On Wednesday, Feb. 27, Chaminade students were given the opportunity to experience first-hand what homeless citizens endure by sleeping in cardboards while raising awareness of homelessness as part of Campus Ministry’s Cardboard City program.

Jordan Zizzi, a senior at Chaminade, was one of six students that decided to stay overnight and sleep with cardboard boxes on the Sullivan library lawn.

“It was fun but I was the only one who stayed up really late because it was chilly and I don’t like the cold,” Zizzi said. “We were just goofing around, telling jokes and talking story.”

More than 25 percent of the homeless are children, and 25 percent of those in shelters have graduate degrees said Danny O’Regan, Campus Ministry director. No one is immune to being homeless.

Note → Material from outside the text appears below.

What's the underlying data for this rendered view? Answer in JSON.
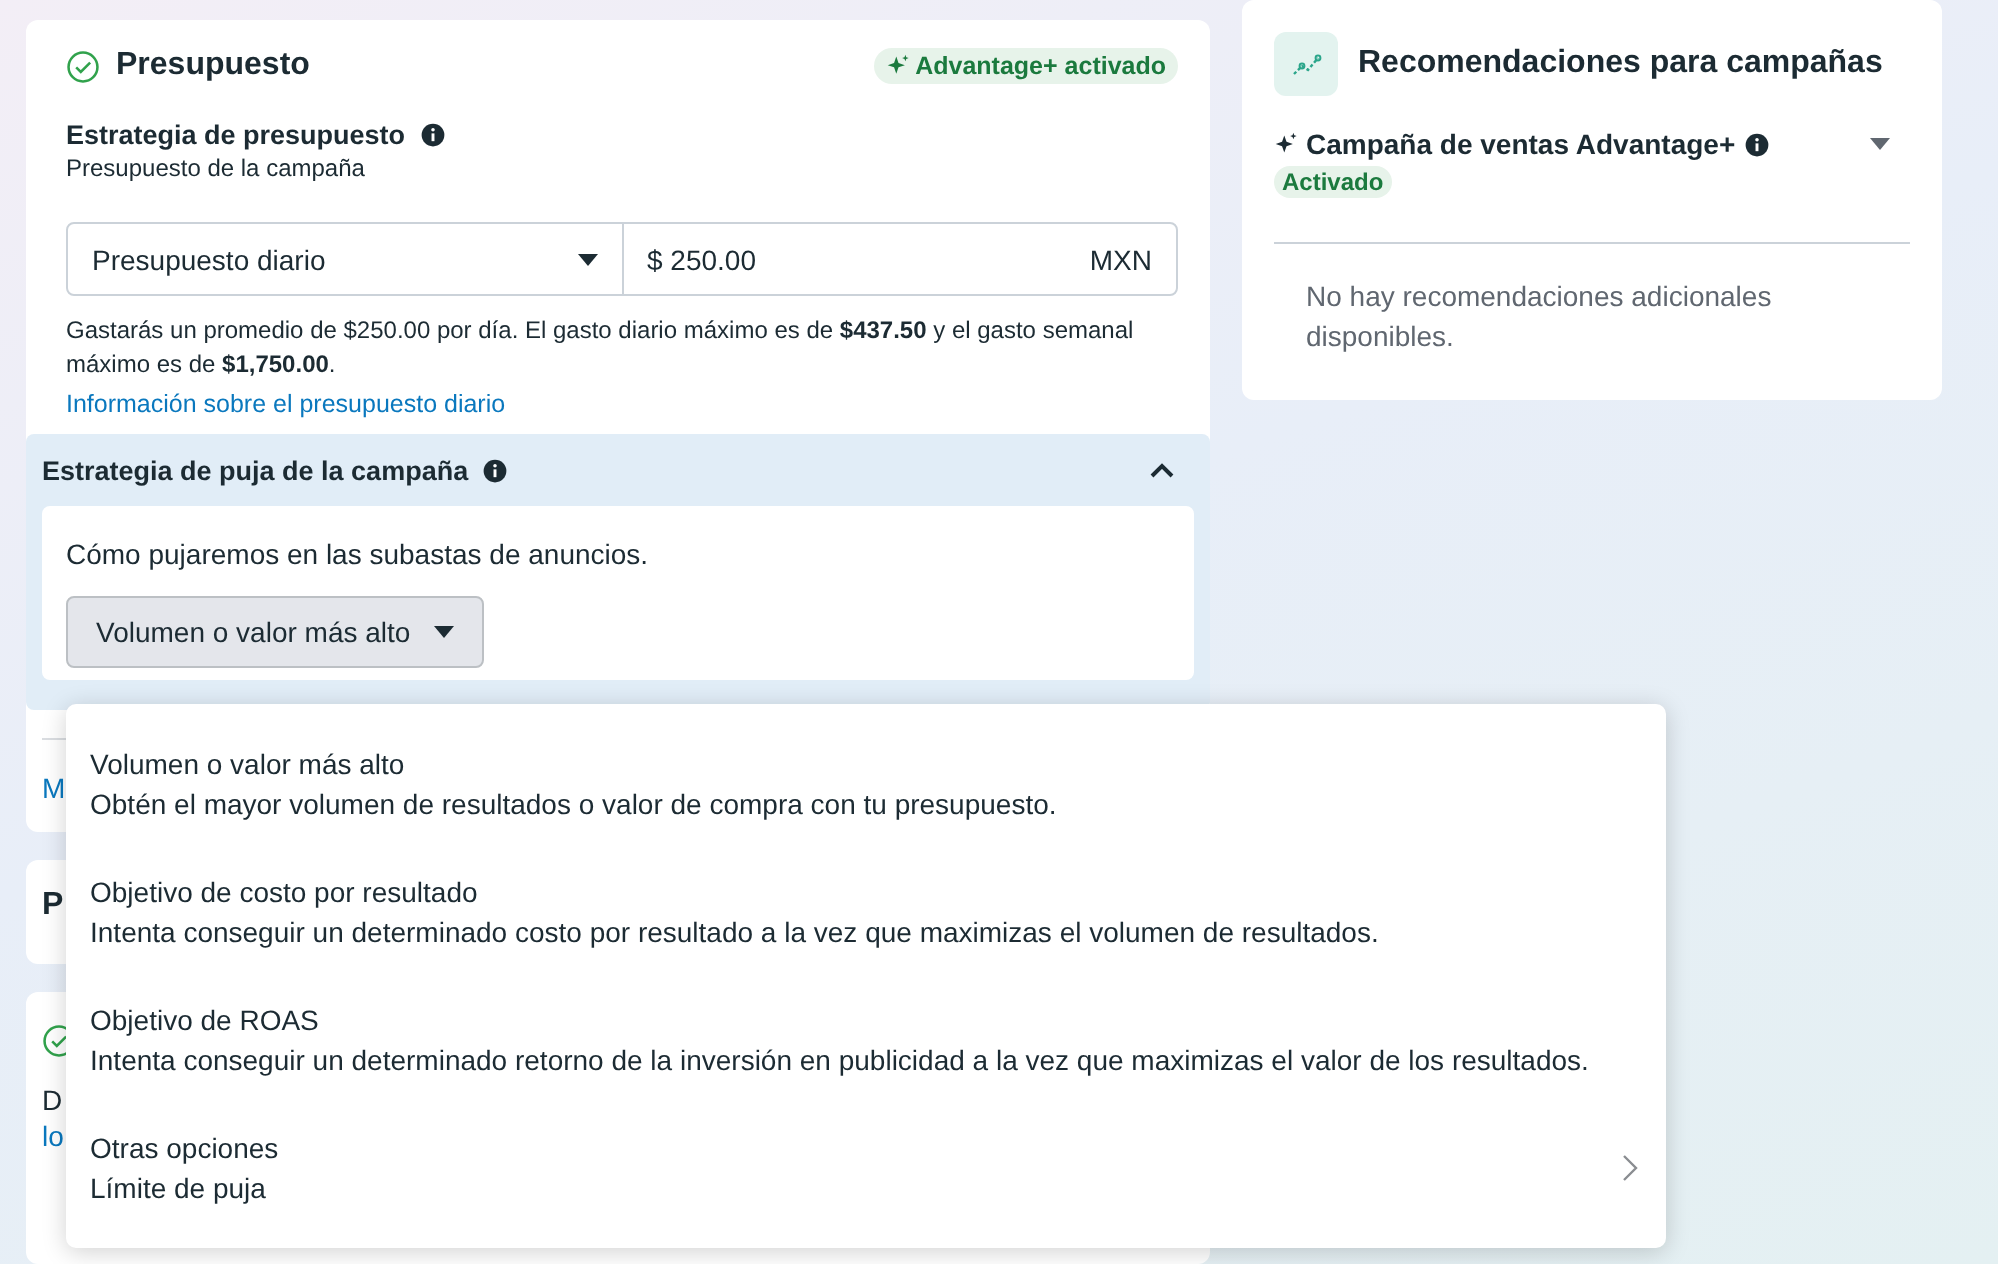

Homeless people don’t get the luxury of having warm beds to come home to or even a house. Sleeping outside is not particularly a glamorous lifestyle. They have to deal with all types of weather, are easily prone to getting sick and must avoid police who are “sweeping” clean the area.

Students hanging out and sleeping on cardboard boxes. Photo by Tawnee Rollerson.
Students hanging out and sleeping on cardboard boxes. Photo by Tawnee Rollerson.

“This was an opportunity for students to spend a night outside and to be in solidarity with our homeless brothers and sisters,” O’Regan said. “Sometimes we hear a lot about homelessness and we sometimes see homelessness, so tonight is about experiencing what it is to be homeless.”

O’Regan hopes that through this program, students will use what they have learned to help serve those who need the most help. They can use their creativity and skills to better advocate issues and help raise awareness. This project of advocacy helps open the minds of others to want to engage with the homeless and change their perception of them.

At the event, guest speaker, Manny Nitullama, a friend of O’Regan’s, was invited to speak to the students about homelessness and also about his and O’Regan’s new project “All in the Village.” Their project is geared toward impoverished people. It helps individuals in the low-poverty bracket such as single women with children and people who live on the street. Nitullama believes this program will be cultural, resourceful and self-sustaining.

“I would want them to recognize the essence of homelessness and just the whole ordeal of being outside,” Nitullama said. “[And] recognizing being on the streets with danger and having no support and not having a place to turn to.”

Although this program was a good way to challenge students to unplug themselves from their daily lives, they did not grasp the concept of being homeless. They were having an experience on the campus and still accessed their electronics such as their cell phones, iPods and computers. The point of being in solidarity with the homeless seemed as if it didn’t have much of an impact and more of random sleepover at Chaminade.

“It kind of felt like it was kind of just put together to have something,” Zizzi said. “And I don’t feel like I got the full experience because I still had my electronics and stuff, so it wasn’t like I put myself in the right mindset.”